EXERCISE DESCRIPTION: Please give all of the data again, character for character, and drop the pictures.

SOURCE DATA:
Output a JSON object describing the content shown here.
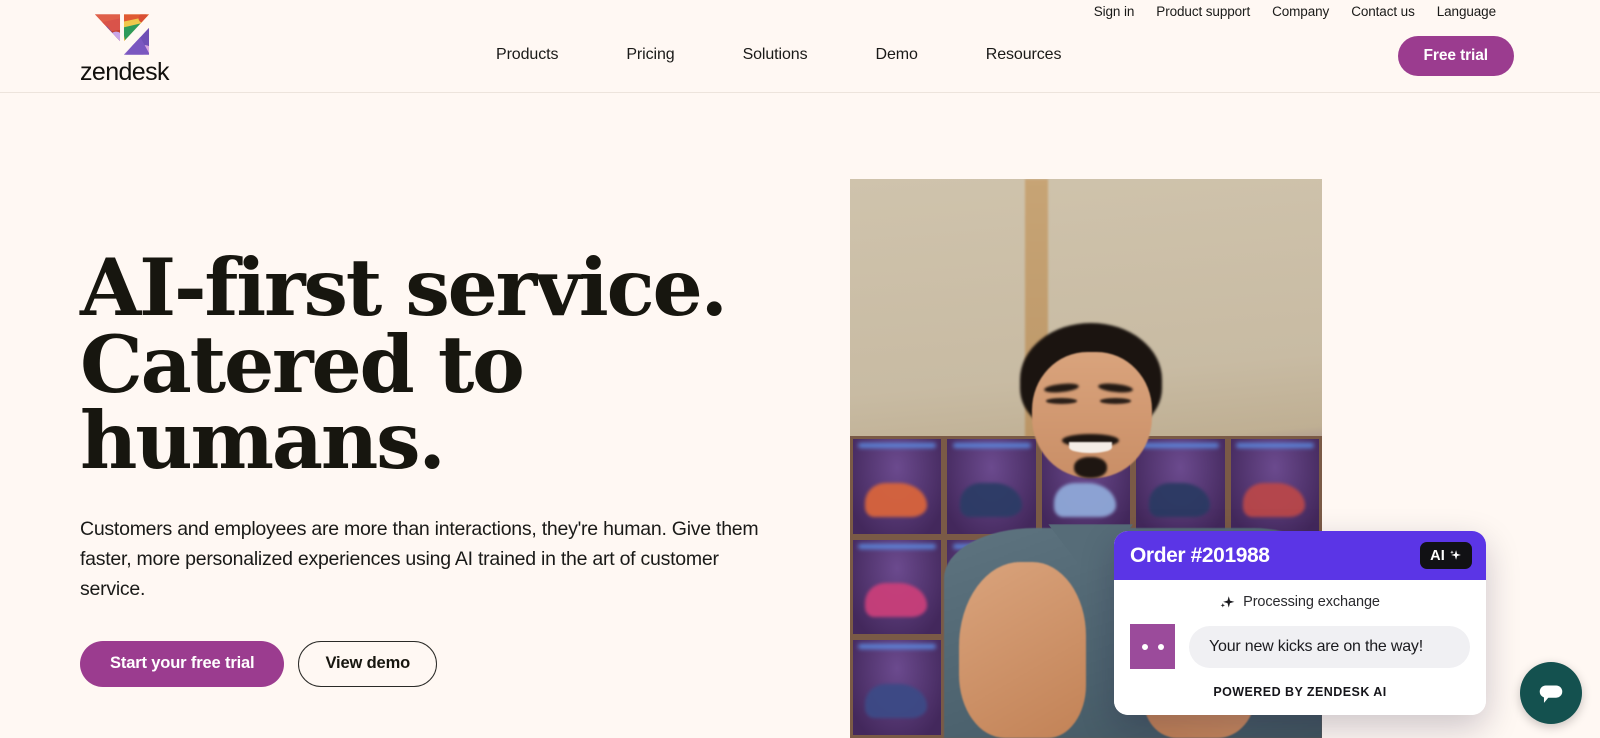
{
  "brand": {
    "name": "zendesk",
    "accent_purple": "#9B3C8F",
    "card_header_purple": "#5B35E6",
    "page_background": "#FFF8F3",
    "launcher_teal": "#14514F",
    "avatar_purple": "#9B4B9B"
  },
  "utility_nav": [
    {
      "label": "Sign in"
    },
    {
      "label": "Product support"
    },
    {
      "label": "Company"
    },
    {
      "label": "Contact us"
    },
    {
      "label": "Language"
    }
  ],
  "main_nav": [
    {
      "label": "Products"
    },
    {
      "label": "Pricing"
    },
    {
      "label": "Solutions"
    },
    {
      "label": "Demo"
    },
    {
      "label": "Resources"
    }
  ],
  "header": {
    "free_trial_label": "Free trial",
    "logo_word": "zendesk",
    "logo_icon": "zendesk-z-logo"
  },
  "hero": {
    "title_line1": "AI-first service.",
    "title_line2": "Catered to",
    "title_line3": "humans.",
    "subtitle": "Customers and employees are more than interactions, they're human. Give them faster, more personalized experiences using AI trained in the art of customer service.",
    "primary_cta": "Start your free trial",
    "secondary_cta": "View demo",
    "image_alt": "Smiling man in a sneaker store gesturing toward the camera"
  },
  "order_card": {
    "title": "Order #201988",
    "ai_badge": "AI",
    "ai_badge_icon": "sparkle-icon",
    "status": "Processing exchange",
    "status_icon": "sparkle-icon",
    "message": "Your new kicks are on the way!",
    "footer": "POWERED BY ZENDESK AI"
  },
  "chat_widget": {
    "icon": "chat-bubble-icon",
    "aria_label": "Open messaging window"
  }
}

TASK RESPONSE:
Output a JSON object describing the content shown here.
{
  "brand": {
    "name": "zendesk",
    "accent_purple": "#9B3C8F",
    "card_header_purple": "#5B35E6",
    "page_background": "#FFF8F3",
    "launcher_teal": "#14514F",
    "avatar_purple": "#9B4B9B"
  },
  "utility_nav": [
    {
      "label": "Sign in"
    },
    {
      "label": "Product support"
    },
    {
      "label": "Company"
    },
    {
      "label": "Contact us"
    },
    {
      "label": "Language"
    }
  ],
  "main_nav": [
    {
      "label": "Products"
    },
    {
      "label": "Pricing"
    },
    {
      "label": "Solutions"
    },
    {
      "label": "Demo"
    },
    {
      "label": "Resources"
    }
  ],
  "header": {
    "free_trial_label": "Free trial",
    "logo_word": "zendesk",
    "logo_icon": "zendesk-z-logo"
  },
  "hero": {
    "title_line1": "AI-first service.",
    "title_line2": "Catered to",
    "title_line3": "humans.",
    "subtitle": "Customers and employees are more than interactions, they're human. Give them faster, more personalized experiences using AI trained in the art of customer service.",
    "primary_cta": "Start your free trial",
    "secondary_cta": "View demo",
    "image_alt": "Smiling man in a sneaker store gesturing toward the camera"
  },
  "order_card": {
    "title": "Order #201988",
    "ai_badge": "AI",
    "ai_badge_icon": "sparkle-icon",
    "status": "Processing exchange",
    "status_icon": "sparkle-icon",
    "message": "Your new kicks are on the way!",
    "footer": "POWERED BY ZENDESK AI"
  },
  "chat_widget": {
    "icon": "chat-bubble-icon",
    "aria_label": "Open messaging window"
  }
}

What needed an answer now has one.